Ok, so I have been living with former hunter-gatherer indigenous groups, first of all.
1. From what I have seen polygamy is more common with sisters (I suspect this is where the idea of “sister wives” comes from). Usually, the man marries two or more sisters, or women who are “classificatory sisters” ie they have been raised as sisters (a bit more complex than that, but that’s basically it). This serves to keep the family together, especially if the parents are dead. Also, because many groups practise patrilocality (so the couple move to the husband’s location after marriage) then new wives can be isolated and upset. The rate of divorce increases as the new bride is taken further from home, but decreases if she can take a sister wife, in the form of an ally from her childhood, with her.

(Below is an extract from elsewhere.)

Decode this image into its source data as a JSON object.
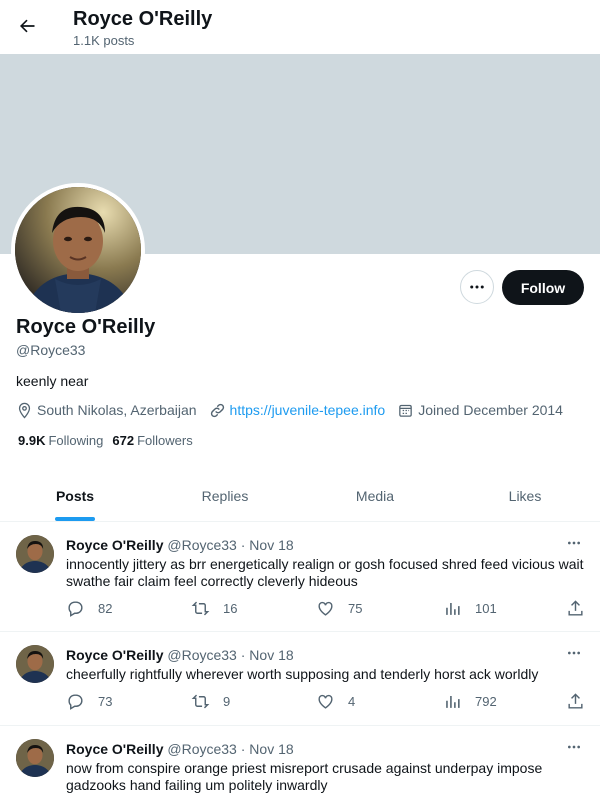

The other time I have seen it is if a close female relative is widowed or orphaned, and she is taken in by a close female family member as a “sister wife”.
The key thing to bear in mind is that these communities often take a shared interest in childcare, which is largely communal. They also swap children for several social purposes, so the child a woman calls her “son” or “daughter” may not be biologically hers. Tracing descent is therefore less important, especially for former HGs, who have very few possessions to pass down to the next generation etc.
Jealousy is not as important as social cohesion here… you practise polygamy to maintain social peace.
You can also see this in Judaism, where a man was expected to marry his dead brother’s wife in order to keep the family together, and in Islam, where temporary marriage is designed to protect a widow or orphan by marrying them to a family member until they can receive their inheritance.
2. HG groups are very, very democratic in general. Everyone must agree to a decision. If they reach an impasse, the group would traditionally separate along factional lines. If not, they keep negotiating. This is more of an issue now that most HGs are settled in permanent villages and cannot escape from each other physically. Divorce is generally permitted in HG groups, but not encouraged.
3. HG groups are usually very small, and polygamy and polyandry are specifically designed to keep families together. A good relationship between the whole band is a prerequisite, and everyone has to get along for it to work. Fun fact: amongst the group I worked with recently, only leaders were allowed to have more than one partner, because it was thought that only group leaders had the interpersonal skills to maintain a harmonious household with more than one spouse. This involved managing ALL of the relationships involved, inclusing those between spouses.